Satan, formerly known as the archangel Lucifer in Heaven, is cast into Hell after waging a battle against God with the other fallen angels he has convinced to join his rebellion. At times conflicted about his intentions in the face of an all-powerful God, he ultimately realizes he is doomed to suffer eternally. He attempts to corrupt God's newly created race of humans by tempting the first two humans, Adam and Eve. Even though Satan is the evil antagonist of the story, he is also the most complex character, and his perspective is compelling.
God is the ruler of Heaven and the universe. He sees and knows everything, and, though he expects obedience from all that he has created, he has also endowed all creatures with free will so that their love and obedience is by choice. Even though Satan rebels against him, God already knows the outcome of the rebellion and Satan's corruption of Adam and Eve. God is not very relatable; he does not have emotions like the other characters, and his pronouncements often seem cold and harsh.

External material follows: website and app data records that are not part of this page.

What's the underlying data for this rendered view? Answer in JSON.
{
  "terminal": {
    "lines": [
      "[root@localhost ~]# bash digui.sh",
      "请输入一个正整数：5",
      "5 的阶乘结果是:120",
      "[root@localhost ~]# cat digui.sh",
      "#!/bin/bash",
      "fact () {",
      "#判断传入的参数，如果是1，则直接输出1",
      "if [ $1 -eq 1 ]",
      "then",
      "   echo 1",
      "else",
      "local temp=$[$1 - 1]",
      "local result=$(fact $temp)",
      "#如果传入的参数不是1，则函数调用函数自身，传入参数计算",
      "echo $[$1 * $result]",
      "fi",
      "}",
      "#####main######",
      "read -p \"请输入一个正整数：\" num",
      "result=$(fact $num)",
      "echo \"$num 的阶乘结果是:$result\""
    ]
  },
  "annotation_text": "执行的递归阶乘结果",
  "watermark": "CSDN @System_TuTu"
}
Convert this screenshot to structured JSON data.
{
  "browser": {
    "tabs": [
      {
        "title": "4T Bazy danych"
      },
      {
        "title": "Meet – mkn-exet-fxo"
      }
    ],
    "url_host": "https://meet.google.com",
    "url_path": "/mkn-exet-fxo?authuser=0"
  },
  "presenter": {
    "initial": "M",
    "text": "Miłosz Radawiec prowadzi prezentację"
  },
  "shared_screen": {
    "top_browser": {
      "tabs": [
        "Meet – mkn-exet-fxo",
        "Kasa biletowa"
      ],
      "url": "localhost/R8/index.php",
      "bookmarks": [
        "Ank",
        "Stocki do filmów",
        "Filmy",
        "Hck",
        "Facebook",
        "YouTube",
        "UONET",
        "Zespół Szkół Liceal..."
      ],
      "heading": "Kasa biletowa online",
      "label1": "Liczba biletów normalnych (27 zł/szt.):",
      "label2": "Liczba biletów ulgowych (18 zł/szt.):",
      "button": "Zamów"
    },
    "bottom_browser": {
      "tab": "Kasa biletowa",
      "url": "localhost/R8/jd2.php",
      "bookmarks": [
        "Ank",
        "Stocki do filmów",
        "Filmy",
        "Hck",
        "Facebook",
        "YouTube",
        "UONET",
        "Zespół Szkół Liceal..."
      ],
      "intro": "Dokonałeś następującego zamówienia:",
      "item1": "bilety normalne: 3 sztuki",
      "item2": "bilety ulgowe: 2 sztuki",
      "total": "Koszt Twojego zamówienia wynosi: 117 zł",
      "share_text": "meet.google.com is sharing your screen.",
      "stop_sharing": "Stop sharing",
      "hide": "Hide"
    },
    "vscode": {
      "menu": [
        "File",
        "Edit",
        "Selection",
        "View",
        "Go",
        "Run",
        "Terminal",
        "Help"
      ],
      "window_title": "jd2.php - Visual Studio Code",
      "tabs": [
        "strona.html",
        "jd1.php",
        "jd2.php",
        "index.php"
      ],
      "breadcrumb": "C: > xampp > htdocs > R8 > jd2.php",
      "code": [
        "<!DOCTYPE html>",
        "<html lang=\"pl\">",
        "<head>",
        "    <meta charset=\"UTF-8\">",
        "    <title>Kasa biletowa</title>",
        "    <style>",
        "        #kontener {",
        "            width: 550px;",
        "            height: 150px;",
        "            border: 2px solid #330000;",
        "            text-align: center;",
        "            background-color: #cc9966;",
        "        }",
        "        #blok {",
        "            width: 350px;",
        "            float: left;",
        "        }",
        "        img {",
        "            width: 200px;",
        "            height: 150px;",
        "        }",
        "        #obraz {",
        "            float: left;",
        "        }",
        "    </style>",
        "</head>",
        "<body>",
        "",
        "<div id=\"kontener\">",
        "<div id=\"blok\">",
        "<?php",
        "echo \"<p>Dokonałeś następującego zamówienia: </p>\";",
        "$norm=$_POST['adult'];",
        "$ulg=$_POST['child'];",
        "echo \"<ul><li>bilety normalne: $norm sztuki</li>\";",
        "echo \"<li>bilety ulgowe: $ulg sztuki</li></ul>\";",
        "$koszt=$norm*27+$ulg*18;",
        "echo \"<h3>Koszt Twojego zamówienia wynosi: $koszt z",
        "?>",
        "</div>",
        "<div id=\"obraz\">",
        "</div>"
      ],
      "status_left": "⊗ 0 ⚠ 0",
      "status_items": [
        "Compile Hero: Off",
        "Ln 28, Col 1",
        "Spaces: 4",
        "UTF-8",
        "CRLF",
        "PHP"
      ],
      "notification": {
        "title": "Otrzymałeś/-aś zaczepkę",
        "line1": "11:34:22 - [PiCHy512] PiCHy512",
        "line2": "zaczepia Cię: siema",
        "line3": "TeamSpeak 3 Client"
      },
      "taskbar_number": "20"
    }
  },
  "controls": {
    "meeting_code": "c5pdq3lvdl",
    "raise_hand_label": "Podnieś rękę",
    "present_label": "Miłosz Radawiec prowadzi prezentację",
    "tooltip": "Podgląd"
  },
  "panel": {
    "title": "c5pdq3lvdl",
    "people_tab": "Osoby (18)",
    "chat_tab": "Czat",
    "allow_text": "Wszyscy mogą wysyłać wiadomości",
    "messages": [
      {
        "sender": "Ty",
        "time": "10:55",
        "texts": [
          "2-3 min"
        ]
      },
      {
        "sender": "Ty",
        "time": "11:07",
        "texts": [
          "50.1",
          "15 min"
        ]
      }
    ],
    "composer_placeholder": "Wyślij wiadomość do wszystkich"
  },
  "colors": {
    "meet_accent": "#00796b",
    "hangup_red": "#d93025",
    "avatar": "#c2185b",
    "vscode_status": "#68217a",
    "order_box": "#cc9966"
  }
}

The Son is difficult to conceptualize, because he is essentially the same as God, just a different part of him. His role in Paradise Lost is more a role of action, as he volunteers to die for the sins of mankind. After he dies, he returns to life as Jesus to defeat Satan before returning to Heaven.
Adam is created by God to be innocent and perfect. Even though God knows Adam's past, present, and future, he imbues him with free will, which causes Adam to be susceptible to temptation. Adam is closer to God than Eve and is supposed to be smarter and stronger. He is curious about his surroundings and asks Raphael questions about the astronomical workings of the universe and whether angels eat food, showing that humans are innately curious and desire knowledge.
Eve is Adam's companion, and Raphael tells Adam that she is lesser than him in wisdom and strength, although Adam considers her as wise and as equal to him. Satan chooses to tempt her, because he sees her as an easier target, and convinces her to eat the fruit, leading to the fall of man.